What to do → Please write out all of the entries without altering anything.

==*==

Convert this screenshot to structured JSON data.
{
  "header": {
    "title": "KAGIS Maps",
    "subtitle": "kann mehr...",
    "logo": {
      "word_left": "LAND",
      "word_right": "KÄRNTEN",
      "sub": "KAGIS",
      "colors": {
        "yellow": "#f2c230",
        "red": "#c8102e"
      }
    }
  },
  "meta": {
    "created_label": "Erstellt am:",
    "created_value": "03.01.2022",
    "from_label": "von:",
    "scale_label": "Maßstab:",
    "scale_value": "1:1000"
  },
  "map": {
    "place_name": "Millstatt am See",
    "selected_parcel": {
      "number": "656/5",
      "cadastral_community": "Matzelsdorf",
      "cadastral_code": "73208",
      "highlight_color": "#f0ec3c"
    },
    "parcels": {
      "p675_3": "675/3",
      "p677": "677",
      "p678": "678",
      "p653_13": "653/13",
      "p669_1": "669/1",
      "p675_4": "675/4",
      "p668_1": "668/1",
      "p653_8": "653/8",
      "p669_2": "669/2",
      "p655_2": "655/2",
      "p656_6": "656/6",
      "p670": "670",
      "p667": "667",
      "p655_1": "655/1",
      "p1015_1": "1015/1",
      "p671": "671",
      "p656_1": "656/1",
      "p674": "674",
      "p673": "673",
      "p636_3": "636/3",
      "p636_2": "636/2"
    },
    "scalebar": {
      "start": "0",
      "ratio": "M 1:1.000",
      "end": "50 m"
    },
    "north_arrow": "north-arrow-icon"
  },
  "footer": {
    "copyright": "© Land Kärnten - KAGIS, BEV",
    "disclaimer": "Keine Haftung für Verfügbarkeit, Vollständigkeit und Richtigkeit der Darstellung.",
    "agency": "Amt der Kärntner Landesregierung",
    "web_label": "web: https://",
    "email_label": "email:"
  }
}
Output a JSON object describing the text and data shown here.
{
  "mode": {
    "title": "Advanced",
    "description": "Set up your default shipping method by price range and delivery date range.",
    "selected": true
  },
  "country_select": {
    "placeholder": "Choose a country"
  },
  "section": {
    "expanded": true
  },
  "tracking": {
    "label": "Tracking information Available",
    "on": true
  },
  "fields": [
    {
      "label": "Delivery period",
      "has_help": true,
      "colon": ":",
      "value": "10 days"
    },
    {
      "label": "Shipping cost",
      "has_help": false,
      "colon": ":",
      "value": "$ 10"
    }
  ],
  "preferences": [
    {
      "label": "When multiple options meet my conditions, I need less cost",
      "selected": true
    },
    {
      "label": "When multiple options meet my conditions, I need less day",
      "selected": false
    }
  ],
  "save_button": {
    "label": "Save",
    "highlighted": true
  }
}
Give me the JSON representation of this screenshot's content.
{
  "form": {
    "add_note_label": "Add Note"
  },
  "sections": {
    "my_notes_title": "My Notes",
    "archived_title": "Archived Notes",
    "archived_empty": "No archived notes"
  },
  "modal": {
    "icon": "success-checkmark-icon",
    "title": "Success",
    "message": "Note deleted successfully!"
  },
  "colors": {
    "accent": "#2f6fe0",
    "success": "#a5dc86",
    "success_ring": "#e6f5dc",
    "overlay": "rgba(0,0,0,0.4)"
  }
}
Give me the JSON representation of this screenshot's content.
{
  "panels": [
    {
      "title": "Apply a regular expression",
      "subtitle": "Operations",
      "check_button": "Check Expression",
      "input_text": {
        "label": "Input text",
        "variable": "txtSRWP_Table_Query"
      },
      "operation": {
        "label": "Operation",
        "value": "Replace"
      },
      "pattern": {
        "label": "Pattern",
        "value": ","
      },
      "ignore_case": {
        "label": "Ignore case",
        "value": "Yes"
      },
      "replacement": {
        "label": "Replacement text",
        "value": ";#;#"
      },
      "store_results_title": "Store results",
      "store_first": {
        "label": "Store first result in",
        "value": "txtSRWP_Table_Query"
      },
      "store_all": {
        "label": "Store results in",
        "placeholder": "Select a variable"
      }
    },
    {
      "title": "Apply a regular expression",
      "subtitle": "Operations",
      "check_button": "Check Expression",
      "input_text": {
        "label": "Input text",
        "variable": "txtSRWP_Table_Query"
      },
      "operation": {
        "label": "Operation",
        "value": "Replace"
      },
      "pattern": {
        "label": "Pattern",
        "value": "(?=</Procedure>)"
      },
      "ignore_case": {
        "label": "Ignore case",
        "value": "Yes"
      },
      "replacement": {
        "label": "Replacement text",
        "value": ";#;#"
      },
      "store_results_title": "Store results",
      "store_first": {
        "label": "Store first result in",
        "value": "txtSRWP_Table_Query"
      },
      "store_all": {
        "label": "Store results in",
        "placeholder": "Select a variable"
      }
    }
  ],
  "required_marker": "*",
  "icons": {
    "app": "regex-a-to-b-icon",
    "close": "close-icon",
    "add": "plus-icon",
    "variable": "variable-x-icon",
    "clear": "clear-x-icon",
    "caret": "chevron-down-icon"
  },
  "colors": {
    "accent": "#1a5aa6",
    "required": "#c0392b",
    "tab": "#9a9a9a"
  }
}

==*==

Task response →
Convert this screenshot to structured JSON data.
{
  "header": {
    "title": "KAGIS Maps",
    "subtitle": "kann mehr...",
    "logo": {
      "word_left": "LAND",
      "word_right": "KÄRNTEN",
      "sub": "KAGIS",
      "colors": {
        "yellow": "#f2c230",
        "red": "#c8102e"
      }
    }
  },
  "meta": {
    "created_label": "Erstellt am:",
    "created_value": "03.01.2022",
    "from_label": "von:",
    "scale_label": "Maßstab:",
    "scale_value": "1:1000"
  },
  "map": {
    "place_name": "Millstatt am See",
    "selected_parcel": {
      "number": "656/5",
      "cadastral_community": "Matzelsdorf",
      "cadastral_code": "73208",
      "highlight_color": "#f0ec3c"
    },
    "parcels": {
      "p675_3": "675/3",
      "p677": "677",
      "p678": "678",
      "p653_13": "653/13",
      "p669_1": "669/1",
      "p675_4": "675/4",
      "p668_1": "668/1",
      "p653_8": "653/8",
      "p669_2": "669/2",
      "p655_2": "655/2",
      "p656_6": "656/6",
      "p670": "670",
      "p667": "667",
      "p655_1": "655/1",
      "p1015_1": "1015/1",
      "p671": "671",
      "p656_1": "656/1",
      "p674": "674",
      "p673": "673",
      "p636_3": "636/3",
      "p636_2": "636/2"
    },
    "scalebar": {
      "start": "0",
      "ratio": "M 1:1.000",
      "end": "50 m"
    },
    "north_arrow": "north-arrow-icon"
  },
  "footer": {
    "copyright": "© Land Kärnten - KAGIS, BEV",
    "disclaimer": "Keine Haftung für Verfügbarkeit, Vollständigkeit und Richtigkeit der Darstellung.",
    "agency": "Amt der Kärntner Landesregierung",
    "web_label": "web: https://",
    "email_label": "email:"
  }
}
Output a JSON object describing the text and data shown here.
{
  "mode": {
    "title": "Advanced",
    "description": "Set up your default shipping method by price range and delivery date range.",
    "selected": true
  },
  "country_select": {
    "placeholder": "Choose a country"
  },
  "section": {
    "expanded": true
  },
  "tracking": {
    "label": "Tracking information Available",
    "on": true
  },
  "fields": [
    {
      "label": "Delivery period",
      "has_help": true,
      "colon": ":",
      "value": "10 days"
    },
    {
      "label": "Shipping cost",
      "has_help": false,
      "colon": ":",
      "value": "$ 10"
    }
  ],
  "preferences": [
    {
      "label": "When multiple options meet my conditions, I need less cost",
      "selected": true
    },
    {
      "label": "When multiple options meet my conditions, I need less day",
      "selected": false
    }
  ],
  "save_button": {
    "label": "Save",
    "highlighted": true
  }
}
Give me the JSON representation of this screenshot's content.
{
  "form": {
    "add_note_label": "Add Note"
  },
  "sections": {
    "my_notes_title": "My Notes",
    "archived_title": "Archived Notes",
    "archived_empty": "No archived notes"
  },
  "modal": {
    "icon": "success-checkmark-icon",
    "title": "Success",
    "message": "Note deleted successfully!"
  },
  "colors": {
    "accent": "#2f6fe0",
    "success": "#a5dc86",
    "success_ring": "#e6f5dc",
    "overlay": "rgba(0,0,0,0.4)"
  }
}
Give me the JSON representation of this screenshot's content.
{
  "panels": [
    {
      "title": "Apply a regular expression",
      "subtitle": "Operations",
      "check_button": "Check Expression",
      "input_text": {
        "label": "Input text",
        "variable": "txtSRWP_Table_Query"
      },
      "operation": {
        "label": "Operation",
        "value": "Replace"
      },
      "pattern": {
        "label": "Pattern",
        "value": ","
      },
      "ignore_case": {
        "label": "Ignore case",
        "value": "Yes"
      },
      "replacement": {
        "label": "Replacement text",
        "value": ";#;#"
      },
      "store_results_title": "Store results",
      "store_first": {
        "label": "Store first result in",
        "value": "txtSRWP_Table_Query"
      },
      "store_all": {
        "label": "Store results in",
        "placeholder": "Select a variable"
      }
    },
    {
      "title": "Apply a regular expression",
      "subtitle": "Operations",
      "check_button": "Check Expression",
      "input_text": {
        "label": "Input text",
        "variable": "txtSRWP_Table_Query"
      },
      "operation": {
        "label": "Operation",
        "value": "Replace"
      },
      "pattern": {
        "label": "Pattern",
        "value": "(?=</Procedure>)"
      },
      "ignore_case": {
        "label": "Ignore case",
        "value": "Yes"
      },
      "replacement": {
        "label": "Replacement text",
        "value": ";#;#"
      },
      "store_results_title": "Store results",
      "store_first": {
        "label": "Store first result in",
        "value": "txtSRWP_Table_Query"
      },
      "store_all": {
        "label": "Store results in",
        "placeholder": "Select a variable"
      }
    }
  ],
  "required_marker": "*",
  "icons": {
    "app": "regex-a-to-b-icon",
    "close": "close-icon",
    "add": "plus-icon",
    "variable": "variable-x-icon",
    "clear": "clear-x-icon",
    "caret": "chevron-down-icon"
  },
  "colors": {
    "accent": "#1a5aa6",
    "required": "#c0392b",
    "tab": "#9a9a9a"
  }
}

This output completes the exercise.